Students This State, Including Preschoolers, Will Now Have Mandatory Have Mental Health Classes

It's fair to say that, in recent years, mental health awareness has improved dramatically. There are more public discussions about mental illness. There are more services available to most vulnerable populations. And there is more research being conducted into environmental and biological risk factors. Even with these advancements, though, stigma around mental illness still prevails. But a new law in New York state may help change that: Starting this fall, mental health will be taught to New York students, including preschoolers, as part of the broader health education curriculum. And mental health experts say it's a significant step.

The new legislation, which took effect July 1, amended New York state's Education Law to require mental health be included in the school lesson plans, according to NBC News. As part of the curricula, which school districts get to determine ultimately, students will learn about mental health as part of wellness, how to identify early signs of mental health issues, how to provide support to peers experiencing mental health problems, and how to combat stigma around mental illness.

The new law makes New York is the first state in the country to require mental health education in its schools, NBC News reported.

John Richter, director of public policy at the Mental Health Association in New York, told Governing of the new law:

What we’re not doing is teaching Psychology 101. It’s a public health approach to teach kids more about when they or someone close to them is experiencing a mental health crisis... We’re just updating the way we teach health. I don’t want teachers to think of it like drawing up a whole new curriculum. You can incorporate wellness in almost every subject.

But the legislation doesn't take a one-size-fits-all approach to mental health awareness. Under the new law, school districts throughout the state can choose how they will incorporate mental health education into their curriculum, according to Governing. Buffalo's public school district, for example, has planned to also train teachers and school staff in trauma-informed care so that they better understand the ways in which trauma and stress manifest and impact students, Governing reported.

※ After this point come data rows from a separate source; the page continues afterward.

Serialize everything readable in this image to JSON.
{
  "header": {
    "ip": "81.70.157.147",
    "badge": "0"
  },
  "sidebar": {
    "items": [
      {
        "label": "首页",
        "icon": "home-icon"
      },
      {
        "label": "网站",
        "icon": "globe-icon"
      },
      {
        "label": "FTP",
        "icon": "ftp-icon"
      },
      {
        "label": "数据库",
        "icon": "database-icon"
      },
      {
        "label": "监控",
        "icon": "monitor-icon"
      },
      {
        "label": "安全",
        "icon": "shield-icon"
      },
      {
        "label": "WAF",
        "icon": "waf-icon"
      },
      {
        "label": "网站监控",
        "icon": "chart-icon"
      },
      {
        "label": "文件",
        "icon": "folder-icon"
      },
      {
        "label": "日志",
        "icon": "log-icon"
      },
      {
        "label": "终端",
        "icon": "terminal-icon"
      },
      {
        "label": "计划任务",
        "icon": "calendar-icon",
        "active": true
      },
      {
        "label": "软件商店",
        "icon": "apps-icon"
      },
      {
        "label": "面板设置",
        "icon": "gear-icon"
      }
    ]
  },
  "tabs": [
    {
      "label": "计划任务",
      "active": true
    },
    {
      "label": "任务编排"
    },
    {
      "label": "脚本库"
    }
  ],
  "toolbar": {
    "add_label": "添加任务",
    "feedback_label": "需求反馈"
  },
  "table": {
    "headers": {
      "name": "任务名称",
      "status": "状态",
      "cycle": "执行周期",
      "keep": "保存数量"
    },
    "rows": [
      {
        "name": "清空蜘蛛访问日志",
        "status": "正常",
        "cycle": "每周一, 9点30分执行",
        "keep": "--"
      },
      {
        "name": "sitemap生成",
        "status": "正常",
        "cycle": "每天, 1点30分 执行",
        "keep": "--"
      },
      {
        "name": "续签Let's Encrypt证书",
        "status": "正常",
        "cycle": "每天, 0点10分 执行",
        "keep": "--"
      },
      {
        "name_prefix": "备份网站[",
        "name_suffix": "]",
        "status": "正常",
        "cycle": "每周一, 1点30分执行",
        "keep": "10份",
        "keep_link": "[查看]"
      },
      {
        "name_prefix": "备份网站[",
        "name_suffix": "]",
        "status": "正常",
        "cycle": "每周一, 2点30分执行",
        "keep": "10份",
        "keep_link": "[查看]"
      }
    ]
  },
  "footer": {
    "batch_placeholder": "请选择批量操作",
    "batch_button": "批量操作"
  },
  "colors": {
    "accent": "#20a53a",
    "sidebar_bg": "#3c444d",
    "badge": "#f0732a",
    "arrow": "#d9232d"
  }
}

Other school districts in upstate New York have taken other measures. The Tonawanda City School District, for its part, has added a peer mentorship program focused on mental health, as well as drug and alcohol misuse, while the Niagara Falls School District hired more social workers and school psychologists to work with children ages 3 to 7, The Buffalo News reported.

Mark Laurrie, superintendent of the Niagara Falls School District, told The Buffalo News in August:

Earlier grades is where we have the highest need for support ... and a better beginning for these kids will lead to a stronger completion, and hopefully we won’t see the mental health issue we have.

Niagara Falls, in particular, is laser-focused on improving mental health outcomes for its students. A Youth Risk Behavior Surveillance Survey conducted by the city's school district in 2015 found that nearly 15 percent of its students said they've experienced suicidal ideation, while around 10 percent reported having attempted to die by suicide during the 12 months prior to the survey, according to The Buffalo News. This data, which are either on par or higher than overall state rates, have "an urgency in our staff," Laurrie told The Buffalo News.

In the end, New York's new mental health curriculum will help break down stigma around mental illness and give students the tools necessary to understand their own mental health needs — even if they may not have the vocabulary to define them. Still, it's important to remember that the new law is only one step in destigmatizing mental illness.

In order to make substantial progress, students, especially preschoolers, will also need support and access to comprehensive trauma-informed services. Without them, those students won't be able to cope, heal, and thrive as well as they could — and should.